The Greek government is regularly accused in the Western press of being tiresome and obstructive over the recognition of this small, land-locked territory on its northern borders, which has declared itself independent of Yugoslavia.
The de facto government of the ex-Yugoslav republic, with its capital at Skopje, sought international recognition as the Republic of Macedonia. After a cursory discussion in the Council of Ministers of the European Community (EC), 11 members were initially persuaded to agree, but Greece dissented. From the first, the Greeks made it clear that their objection was not to recognition but only to the name of Macedonia.
Some weeks later, at a meeting of heads of government, the Greek prime minister explained the grounds of the objection. The other members accepted his arguments and agreed that the new state could be recognized, but only under a different name. Given that the decision was finally unanimous and was reached by a process of reasoned argument, what was tiresome, difficult, or obstructive about Greece's conduct?
What was the Greeks' case? Simply, it was that the former Yugoslav republic of Makedonija was nothing but an invention of Tito's as a bridgehead for the penetration and annexation of Greece's northern province, which is the real Macedonia with its capital at Salonika. Tito's Makedonija did not ever exist as a name on any map 50 years ago. But after 1945 Tito began openly talking of a Greater Macedonia that would include not only his small, artificial province but also the major Greek province that he cal led Aegean Macedonia.
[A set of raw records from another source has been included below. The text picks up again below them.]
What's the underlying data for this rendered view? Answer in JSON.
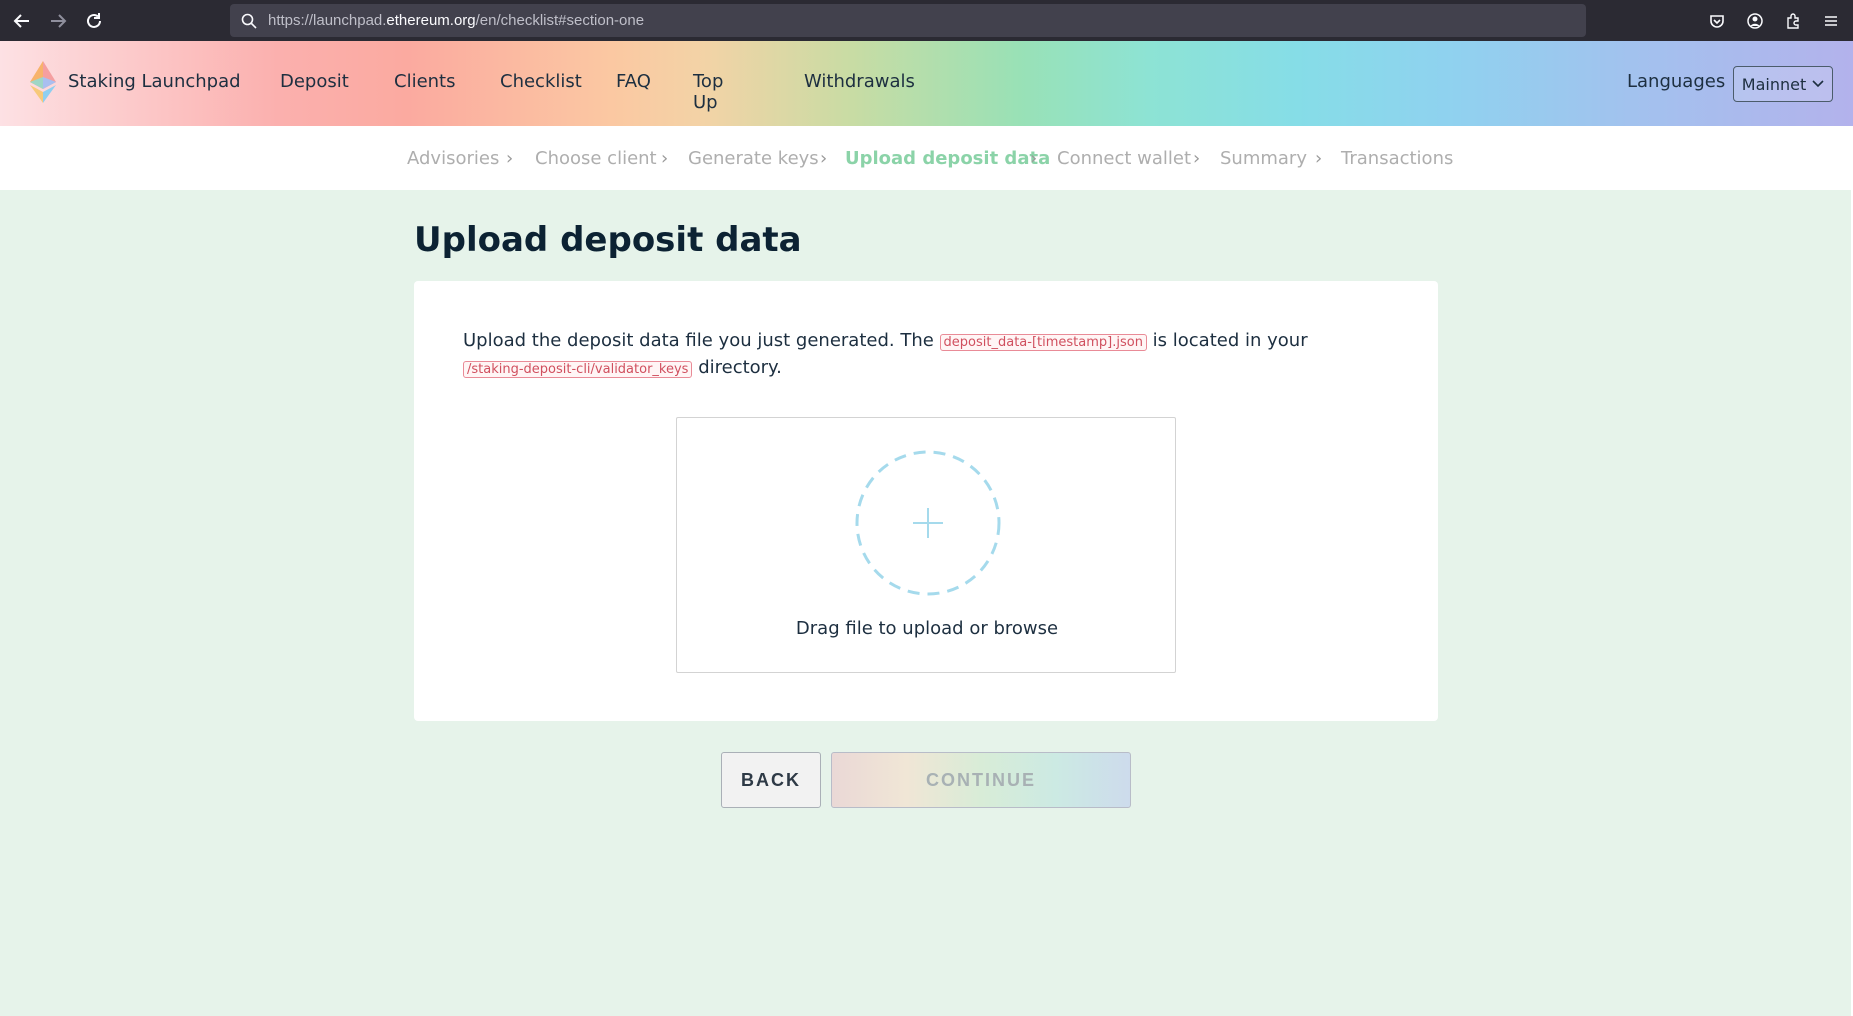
{
  "browser": {
    "url_prefix": "https://launchpad.",
    "url_host": "ethereum.org",
    "url_path": "/en/checklist#section-one"
  },
  "header": {
    "brand": "Staking Launchpad",
    "nav": [
      "Deposit",
      "Clients",
      "Checklist",
      "FAQ",
      "Top Up",
      "Withdrawals"
    ],
    "languages": "Languages",
    "network": "Mainnet"
  },
  "stepper": {
    "steps": [
      "Advisories",
      "Choose client",
      "Generate keys",
      "Upload deposit data",
      "Connect wallet",
      "Summary",
      "Transactions"
    ],
    "active_index": 3
  },
  "page": {
    "title": "Upload deposit data",
    "desc_part1": "Upload the deposit data file you just generated. The",
    "desc_code1": "deposit_data-[timestamp].json",
    "desc_part2": "is located in your",
    "desc_code2": "/staking-deposit-cli/validator_keys",
    "desc_part3": "directory.",
    "dropzone_text": "Drag file to upload or browse",
    "back_label": "BACK",
    "continue_label": "CONTINUE"
  },
  "colors": {
    "active_step": "#8bd3a8",
    "title": "#0c2233",
    "code_text": "#d0505f",
    "dropzone_circle": "#a5daec",
    "background": "#e6f3ea"
  }
}
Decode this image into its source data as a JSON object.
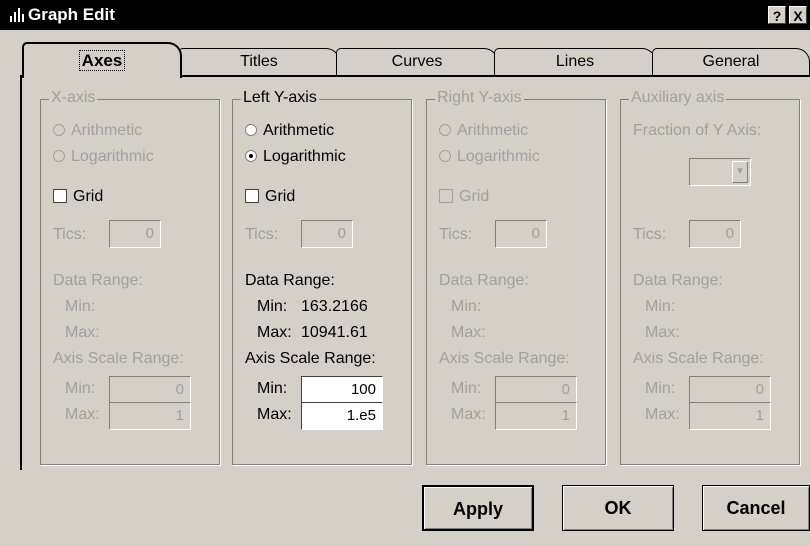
{
  "window": {
    "title": "Graph Edit",
    "help_label": "?",
    "close_label": "X"
  },
  "tabs": [
    {
      "label": "Axes",
      "active": true
    },
    {
      "label": "Titles"
    },
    {
      "label": "Curves"
    },
    {
      "label": "Lines"
    },
    {
      "label": "General"
    }
  ],
  "groups": {
    "x_axis": {
      "title": "X-axis",
      "arithmetic": "Arithmetic",
      "logarithmic": "Logarithmic",
      "grid": "Grid",
      "tics_label": "Tics:",
      "tics_value": "0",
      "data_range": "Data Range:",
      "min_label": "Min:",
      "max_label": "Max:",
      "scale_range": "Axis Scale Range:",
      "scale_min_label": "Min:",
      "scale_min": "0",
      "scale_max_label": "Max:",
      "scale_max": "1"
    },
    "left_y": {
      "title": "Left Y-axis",
      "arithmetic": "Arithmetic",
      "logarithmic": "Logarithmic",
      "grid": "Grid",
      "tics_label": "Tics:",
      "tics_value": "0",
      "data_range": "Data Range:",
      "min_label": "Min:",
      "min_value": "163.2166",
      "max_label": "Max:",
      "max_value": "10941.61",
      "scale_range": "Axis Scale Range:",
      "scale_min_label": "Min:",
      "scale_min": "100",
      "scale_max_label": "Max:",
      "scale_max": "1.e5"
    },
    "right_y": {
      "title": "Right Y-axis",
      "arithmetic": "Arithmetic",
      "logarithmic": "Logarithmic",
      "grid": "Grid",
      "tics_label": "Tics:",
      "tics_value": "0",
      "data_range": "Data Range:",
      "min_label": "Min:",
      "max_label": "Max:",
      "scale_range": "Axis Scale Range:",
      "scale_min_label": "Min:",
      "scale_min": "0",
      "scale_max_label": "Max:",
      "scale_max": "1"
    },
    "aux": {
      "title": "Auxiliary axis",
      "fraction_label": "Fraction of Y Axis:",
      "tics_label": "Tics:",
      "tics_value": "0",
      "data_range": "Data Range:",
      "min_label": "Min:",
      "max_label": "Max:",
      "scale_range": "Axis Scale Range:",
      "scale_min_label": "Min:",
      "scale_min": "0",
      "scale_max_label": "Max:",
      "scale_max": "1"
    }
  },
  "buttons": {
    "apply": "Apply",
    "ok": "OK",
    "cancel": "Cancel"
  }
}
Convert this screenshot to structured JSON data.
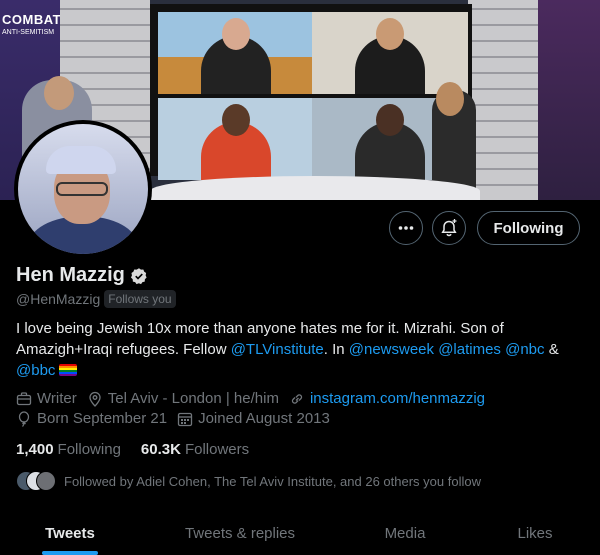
{
  "banner": {
    "logo_line1": "COMBAT",
    "logo_line2": "ANTI-SEMITISM"
  },
  "actions": {
    "following_label": "Following",
    "more_icon": "more-icon",
    "bell_icon": "notification-bell-icon"
  },
  "profile": {
    "name": "Hen Mazzig",
    "handle": "@HenMazzig",
    "follows_you": "Follows you",
    "bio": {
      "text1": "I love being Jewish 10x more than anyone hates me for it. Mizrahi. Son of Amazigh+Iraqi refugees. Fellow ",
      "link1": "@TLVinstitute",
      "text2": ". In ",
      "link2": "@newsweek",
      "link3": "@latimes",
      "link4": "@nbc",
      "text3": " & ",
      "link5": "@bbc"
    },
    "profession": "Writer",
    "location": "Tel Aviv - London | he/him",
    "website": "instagram.com/henmazzig",
    "birthday": "Born September 21",
    "joined": "Joined August 2013"
  },
  "stats": {
    "following_count": "1,400",
    "following_label": "Following",
    "followers_count": "60.3K",
    "followers_label": "Followers"
  },
  "followed_by": "Followed by Adiel Cohen, The Tel Aviv Institute, and 26 others you follow",
  "tabs": [
    {
      "label": "Tweets",
      "active": true
    },
    {
      "label": "Tweets & replies",
      "active": false
    },
    {
      "label": "Media",
      "active": false
    },
    {
      "label": "Likes",
      "active": false
    }
  ],
  "colors": {
    "accent": "#1d9bf0",
    "muted": "#71767b",
    "text": "#e7e9ea",
    "background": "#000000"
  }
}
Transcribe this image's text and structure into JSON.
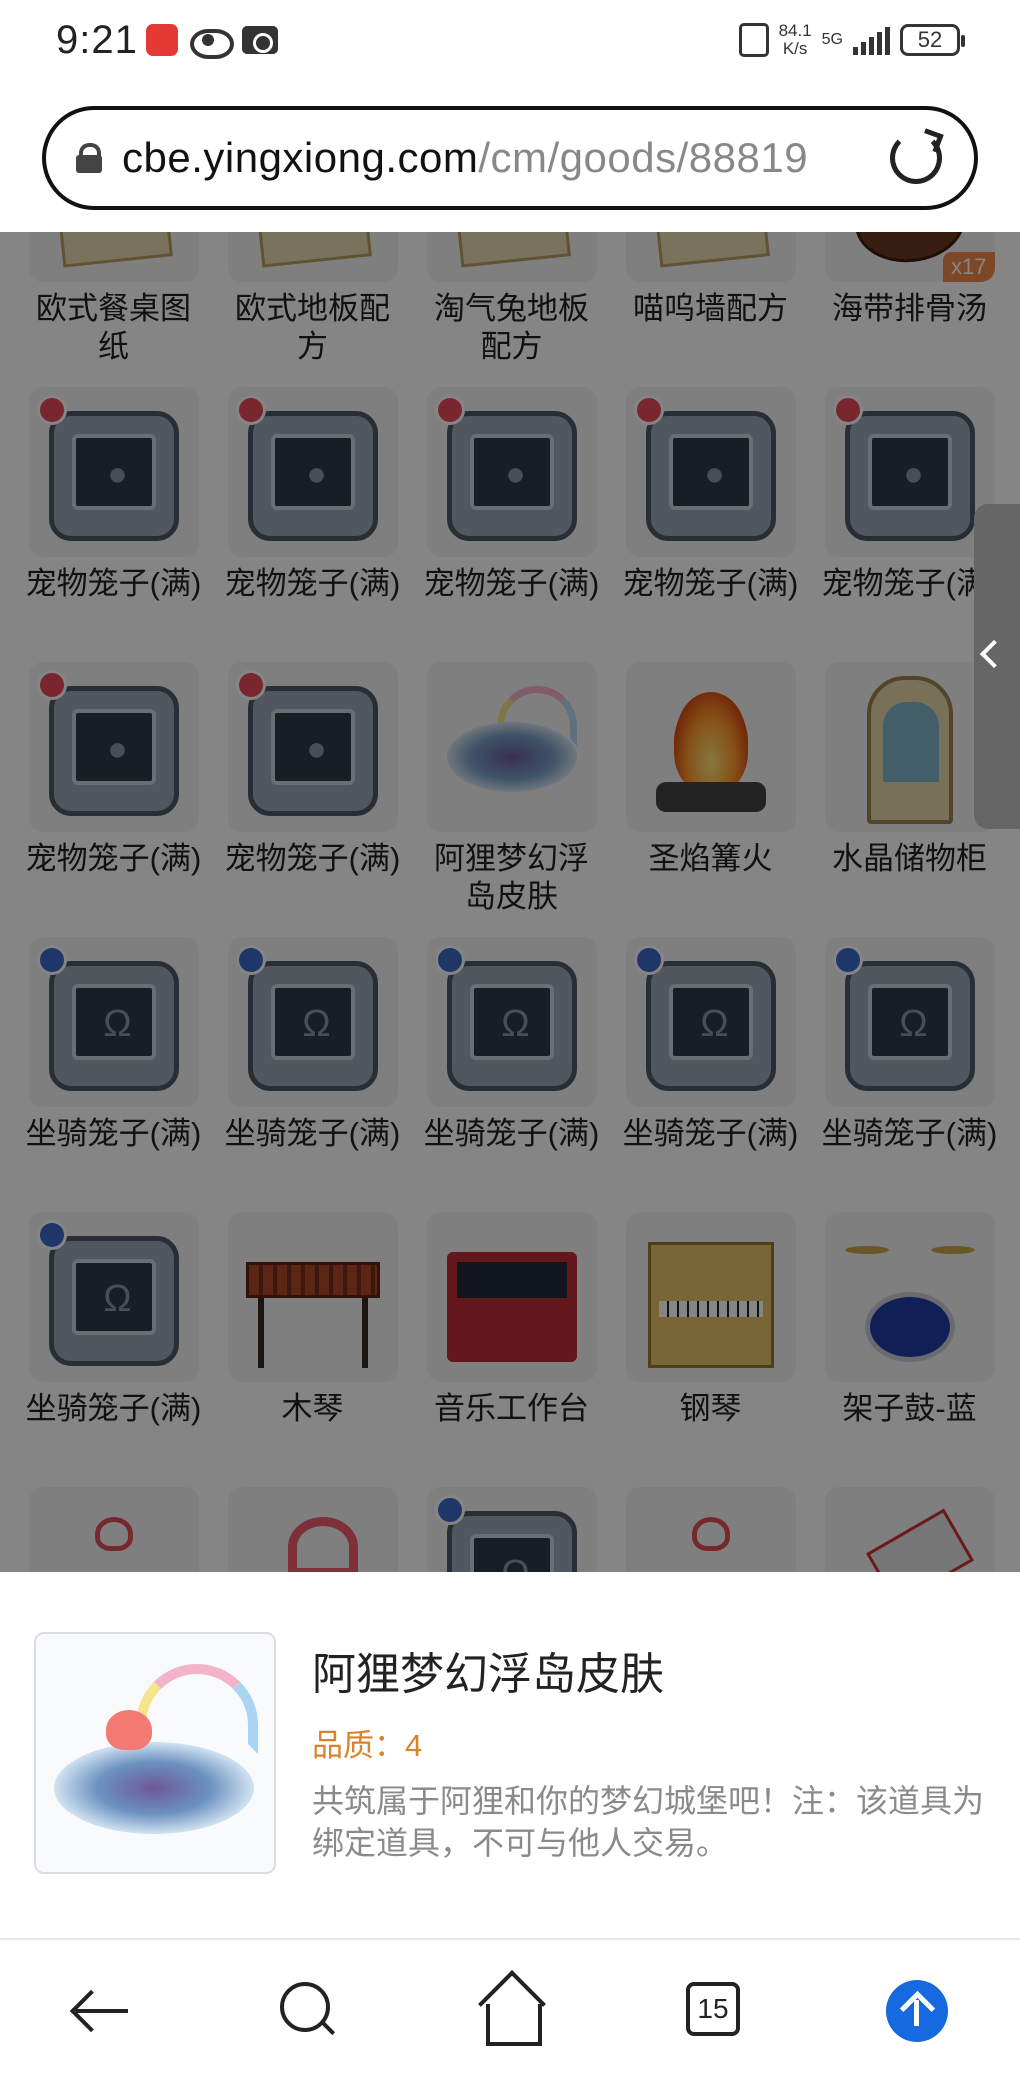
{
  "status_bar": {
    "time": "9:21",
    "net_speed_value": "84.1",
    "net_speed_unit": "K/s",
    "network": "5G",
    "battery": "52"
  },
  "browser": {
    "url_host": "cbe.yingxiong.com",
    "url_path": "/cm/goods/88819"
  },
  "items": [
    {
      "name": "欧式餐桌图纸",
      "art": "paper",
      "badge": ""
    },
    {
      "name": "欧式地板配方",
      "art": "paper",
      "badge": ""
    },
    {
      "name": "淘气兔地板配方",
      "art": "paper",
      "badge": ""
    },
    {
      "name": "喵呜墙配方",
      "art": "paper",
      "badge": ""
    },
    {
      "name": "海带排骨汤",
      "art": "soup",
      "badge": "x17"
    },
    {
      "name": "宠物笼子(满)",
      "art": "pet-cage",
      "badge": ""
    },
    {
      "name": "宠物笼子(满)",
      "art": "pet-cage",
      "badge": ""
    },
    {
      "name": "宠物笼子(满)",
      "art": "pet-cage",
      "badge": ""
    },
    {
      "name": "宠物笼子(满)",
      "art": "pet-cage",
      "badge": ""
    },
    {
      "name": "宠物笼子(满)",
      "art": "pet-cage",
      "badge": ""
    },
    {
      "name": "宠物笼子(满)",
      "art": "pet-cage",
      "badge": ""
    },
    {
      "name": "宠物笼子(满)",
      "art": "pet-cage",
      "badge": ""
    },
    {
      "name": "阿狸梦幻浮岛皮肤",
      "art": "island",
      "badge": ""
    },
    {
      "name": "圣焰篝火",
      "art": "bonfire",
      "badge": ""
    },
    {
      "name": "水晶储物柜",
      "art": "cabinet",
      "badge": ""
    },
    {
      "name": "坐骑笼子(满)",
      "art": "mount-cage",
      "badge": ""
    },
    {
      "name": "坐骑笼子(满)",
      "art": "mount-cage",
      "badge": ""
    },
    {
      "name": "坐骑笼子(满)",
      "art": "mount-cage",
      "badge": ""
    },
    {
      "name": "坐骑笼子(满)",
      "art": "mount-cage",
      "badge": ""
    },
    {
      "name": "坐骑笼子(满)",
      "art": "mount-cage",
      "badge": ""
    },
    {
      "name": "坐骑笼子(满)",
      "art": "mount-cage",
      "badge": ""
    },
    {
      "name": "木琴",
      "art": "xylophone",
      "badge": ""
    },
    {
      "name": "音乐工作台",
      "art": "studio",
      "badge": ""
    },
    {
      "name": "钢琴",
      "art": "piano",
      "badge": ""
    },
    {
      "name": "架子鼓-蓝",
      "art": "drum",
      "badge": ""
    },
    {
      "name": "",
      "art": "heart-stick",
      "badge": ""
    },
    {
      "name": "",
      "art": "pink-ear",
      "badge": ""
    },
    {
      "name": "",
      "art": "mount-cage",
      "badge": ""
    },
    {
      "name": "",
      "art": "heart-stick",
      "badge": ""
    },
    {
      "name": "",
      "art": "shoe",
      "badge": ""
    }
  ],
  "detail": {
    "title": "阿狸梦幻浮岛皮肤",
    "quality": "品质：4",
    "description": "共筑属于阿狸和你的梦幻城堡吧！注：该道具为绑定道具，不可与他人交易。"
  },
  "nav": {
    "tab_count": "15"
  }
}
He pursued this policy not only by state-controlled propaganda but also by semi-clandestine warfare.
During the Greek civil war of 1946-49, the communist-led Democratic Army was supported from Tito's territory by military supplies, training, and recruits, and by safe harbors north of the Greek frontier, which the Greek National Army was debarred from crossing. By the end of the civil war, half the manpower of the Democratic Army were Slavs recruited either from Tito's Makedonija or from the Slav-Macedonian minority in Greece. The rebel government set up by the Greek communists contained two Slav-Macedon ians.
There is no doubt that if Tito had had his way, Greater Macedonia would have been established with its capital as Salonika, the port on the Mediterranean that Stalin also desired. The republic of Makedonija would have sunk back to its minor status, and its nominal capital of Skopje would have remained an insignificant country town. Skopje as a capital would have been absurd, for when Macedonia was last geographically united, under the Ottoman Empire, Skopje was not even in Macedonia; it was the capital o f the neighboring Turkish vilayet of Kossove.
If one consults a map of southeast Europe before the Balkan wars (the Harmsworth Atlas of 1910), the boundaries of Macedonia in the Ottoman Empire are clear. Those boundaries were breached by two Balkan wars and reconstituted on the lines that the original anti-Turkish alliance (Greece, Montenegro, Serbia, and Bulgaria) had reached by force of arms. No final settlement of the frontiers could go unchallenged on ethnic grounds; not for nothing did the French adopt the word macedonie for fruit salad.
But the frontiers have not been substantially changed since 1913, despite several efforts. The outcome is unmistakable on the map of southeast Europe: Only a very small segment of historic Macedonia now lies within the borders of Tito's Makedonija, and an even smaller one in Bulgaria.
The Greeks' objection to the misuse of the name of Macedonia is therefore well founded. It is all very well for the experts to claim that the petty new state presents no threat to anybody. That could be as fatally optimistic as the expectation that the disintegration of Yugoslavia could be peacefully managed.
The optimists should not forget that both Serbia and Bulgaria have had historic claims on Greek Macedonia, however ill-based. It was from Belgrade and Sofia that the last assault on Greek sovereignty was launched. Are the present incumbents of power in Belgrade and Sofia today more trustworthy? They too have potential claims against the ex-Yugoslav republic, whereas the Greeks have none apart from the usurpation of the name.
It would be naive to suppose that in accepting the Greeks' argument the EC was yielding to a tiresome and obstructive partner. It was simply exercising prudence and common sense. If a catastrophe is coming in the ex-Yugoslav republic, it will come anyway, not because its wish to choose a provocative name is frustrated.